=== Begin Enclosure ===
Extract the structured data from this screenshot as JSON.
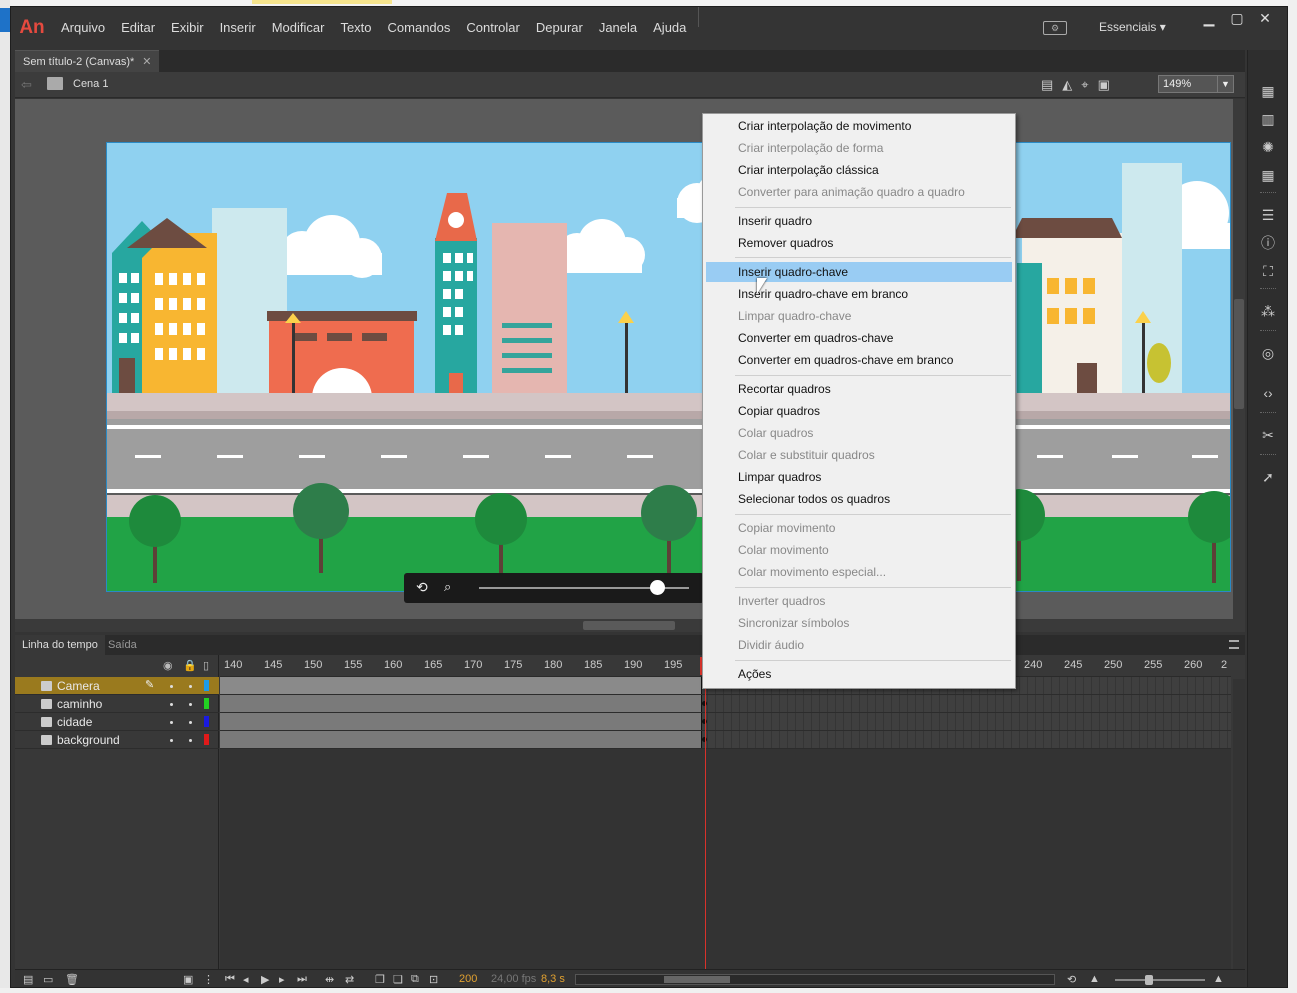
{
  "app": {
    "logo": "An",
    "menu": [
      "Arquivo",
      "Editar",
      "Exibir",
      "Inserir",
      "Modificar",
      "Texto",
      "Comandos",
      "Controlar",
      "Depurar",
      "Janela",
      "Ajuda"
    ],
    "workspace_label": "Essenciais",
    "window_buttons": [
      "minimize",
      "maximize",
      "close"
    ]
  },
  "document": {
    "tab_title": "Sem título-2 (Canvas)*",
    "scene": "Cena 1",
    "zoom": "149%"
  },
  "timeline": {
    "tabs": [
      "Linha do tempo",
      "Saída"
    ],
    "ruler_labels": [
      "140",
      "145",
      "150",
      "155",
      "160",
      "165",
      "170",
      "175",
      "180",
      "185",
      "190",
      "195",
      "240",
      "245",
      "250",
      "255",
      "260",
      "2"
    ],
    "layers": [
      {
        "name": "Camera",
        "color": "#1e9be8",
        "selected": true
      },
      {
        "name": "caminho",
        "color": "#22d122",
        "selected": false
      },
      {
        "name": "cidade",
        "color": "#1a1ae0",
        "selected": false
      },
      {
        "name": "background",
        "color": "#e01a1a",
        "selected": false
      }
    ],
    "current_frame": "200",
    "fps": "24,00 fps",
    "time": "8,3 s"
  },
  "context_menu": {
    "items": [
      {
        "label": "Criar interpolação de movimento",
        "enabled": true
      },
      {
        "label": "Criar interpolação de forma",
        "enabled": false
      },
      {
        "label": "Criar interpolação clássica",
        "enabled": true
      },
      {
        "label": "Converter para animação quadro a quadro",
        "enabled": false
      },
      {
        "label": "Inserir quadro",
        "enabled": true
      },
      {
        "label": "Remover quadros",
        "enabled": true
      },
      {
        "label": "Inserir quadro-chave",
        "enabled": true,
        "highlighted": true
      },
      {
        "label": "Inserir quadro-chave em branco",
        "enabled": true
      },
      {
        "label": "Limpar quadro-chave",
        "enabled": false
      },
      {
        "label": "Converter em quadros-chave",
        "enabled": true
      },
      {
        "label": "Converter em quadros-chave em branco",
        "enabled": true
      },
      {
        "label": "Recortar quadros",
        "enabled": true
      },
      {
        "label": "Copiar quadros",
        "enabled": true
      },
      {
        "label": "Colar quadros",
        "enabled": false
      },
      {
        "label": "Colar e substituir quadros",
        "enabled": false
      },
      {
        "label": "Limpar quadros",
        "enabled": true
      },
      {
        "label": "Selecionar todos os quadros",
        "enabled": true
      },
      {
        "label": "Copiar movimento",
        "enabled": false
      },
      {
        "label": "Colar movimento",
        "enabled": false
      },
      {
        "label": "Colar movimento especial...",
        "enabled": false
      },
      {
        "label": "Inverter quadros",
        "enabled": false
      },
      {
        "label": "Sincronizar símbolos",
        "enabled": false
      },
      {
        "label": "Dividir áudio",
        "enabled": false
      },
      {
        "label": "Ações",
        "enabled": true
      }
    ]
  },
  "colors": {
    "accent_highlight": "#99ccf3",
    "playhead": "#d8322b",
    "selected_layer": "#9a7a1e",
    "logo": "#e54a3f"
  }
}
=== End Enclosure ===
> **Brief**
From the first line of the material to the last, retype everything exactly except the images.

> **Written answer**
Extract the structured data from this screenshot as JSON.
{
  "app": {
    "logo": "An",
    "menu": [
      "Arquivo",
      "Editar",
      "Exibir",
      "Inserir",
      "Modificar",
      "Texto",
      "Comandos",
      "Controlar",
      "Depurar",
      "Janela",
      "Ajuda"
    ],
    "workspace_label": "Essenciais",
    "window_buttons": [
      "minimize",
      "maximize",
      "close"
    ]
  },
  "document": {
    "tab_title": "Sem título-2 (Canvas)*",
    "scene": "Cena 1",
    "zoom": "149%"
  },
  "timeline": {
    "tabs": [
      "Linha do tempo",
      "Saída"
    ],
    "ruler_labels": [
      "140",
      "145",
      "150",
      "155",
      "160",
      "165",
      "170",
      "175",
      "180",
      "185",
      "190",
      "195",
      "240",
      "245",
      "250",
      "255",
      "260",
      "2"
    ],
    "layers": [
      {
        "name": "Camera",
        "color": "#1e9be8",
        "selected": true
      },
      {
        "name": "caminho",
        "color": "#22d122",
        "selected": false
      },
      {
        "name": "cidade",
        "color": "#1a1ae0",
        "selected": false
      },
      {
        "name": "background",
        "color": "#e01a1a",
        "selected": false
      }
    ],
    "current_frame": "200",
    "fps": "24,00 fps",
    "time": "8,3 s"
  },
  "context_menu": {
    "items": [
      {
        "label": "Criar interpolação de movimento",
        "enabled": true
      },
      {
        "label": "Criar interpolação de forma",
        "enabled": false
      },
      {
        "label": "Criar interpolação clássica",
        "enabled": true
      },
      {
        "label": "Converter para animação quadro a quadro",
        "enabled": false
      },
      {
        "label": "Inserir quadro",
        "enabled": true
      },
      {
        "label": "Remover quadros",
        "enabled": true
      },
      {
        "label": "Inserir quadro-chave",
        "enabled": true,
        "highlighted": true
      },
      {
        "label": "Inserir quadro-chave em branco",
        "enabled": true
      },
      {
        "label": "Limpar quadro-chave",
        "enabled": false
      },
      {
        "label": "Converter em quadros-chave",
        "enabled": true
      },
      {
        "label": "Converter em quadros-chave em branco",
        "enabled": true
      },
      {
        "label": "Recortar quadros",
        "enabled": true
      },
      {
        "label": "Copiar quadros",
        "enabled": true
      },
      {
        "label": "Colar quadros",
        "enabled": false
      },
      {
        "label": "Colar e substituir quadros",
        "enabled": false
      },
      {
        "label": "Limpar quadros",
        "enabled": true
      },
      {
        "label": "Selecionar todos os quadros",
        "enabled": true
      },
      {
        "label": "Copiar movimento",
        "enabled": false
      },
      {
        "label": "Colar movimento",
        "enabled": false
      },
      {
        "label": "Colar movimento especial...",
        "enabled": false
      },
      {
        "label": "Inverter quadros",
        "enabled": false
      },
      {
        "label": "Sincronizar símbolos",
        "enabled": false
      },
      {
        "label": "Dividir áudio",
        "enabled": false
      },
      {
        "label": "Ações",
        "enabled": true
      }
    ]
  },
  "colors": {
    "accent_highlight": "#99ccf3",
    "playhead": "#d8322b",
    "selected_layer": "#9a7a1e",
    "logo": "#e54a3f"
  }
}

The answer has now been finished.